• **Work item**
Wherever a line of the data contains "label", copy that line.

*** Opening of Material supplied ***

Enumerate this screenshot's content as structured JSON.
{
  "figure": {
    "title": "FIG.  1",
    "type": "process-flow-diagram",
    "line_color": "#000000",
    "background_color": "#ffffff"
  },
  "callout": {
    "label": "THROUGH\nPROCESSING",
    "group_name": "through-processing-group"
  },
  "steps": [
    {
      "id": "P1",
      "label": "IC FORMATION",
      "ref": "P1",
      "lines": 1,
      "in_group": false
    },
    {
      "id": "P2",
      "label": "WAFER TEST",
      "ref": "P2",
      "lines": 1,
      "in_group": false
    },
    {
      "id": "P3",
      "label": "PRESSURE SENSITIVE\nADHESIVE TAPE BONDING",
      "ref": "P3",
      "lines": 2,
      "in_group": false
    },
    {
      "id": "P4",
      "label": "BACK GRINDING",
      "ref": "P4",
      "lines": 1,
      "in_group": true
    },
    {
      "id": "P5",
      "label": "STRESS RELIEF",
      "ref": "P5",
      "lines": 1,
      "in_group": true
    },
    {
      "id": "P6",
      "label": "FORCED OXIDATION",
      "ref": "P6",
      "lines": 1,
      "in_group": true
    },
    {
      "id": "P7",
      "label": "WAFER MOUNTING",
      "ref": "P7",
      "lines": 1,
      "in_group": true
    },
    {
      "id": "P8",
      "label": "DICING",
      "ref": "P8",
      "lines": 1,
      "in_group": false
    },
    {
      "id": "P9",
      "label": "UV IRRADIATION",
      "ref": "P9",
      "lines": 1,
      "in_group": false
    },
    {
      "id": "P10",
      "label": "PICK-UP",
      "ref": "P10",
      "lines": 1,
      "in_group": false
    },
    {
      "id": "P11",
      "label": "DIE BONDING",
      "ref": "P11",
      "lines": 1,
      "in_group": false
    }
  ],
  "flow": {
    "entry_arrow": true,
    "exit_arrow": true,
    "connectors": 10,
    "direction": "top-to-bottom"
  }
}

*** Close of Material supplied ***

• **Solution for this task**
    "label": "THROUGH\nPROCESSING",
      "label": "IC FORMATION",
      "label": "WAFER TEST",
      "label": "PRESSURE SENSITIVE\nADHESIVE TAPE BONDING",
      "label": "BACK GRINDING",
      "label": "STRESS RELIEF",
      "label": "FORCED OXIDATION",
      "label": "WAFER MOUNTING",
      "label": "DICING",
      "label": "UV IRRADIATION",
      "label": "PICK-UP",
      "label": "DIE BONDING",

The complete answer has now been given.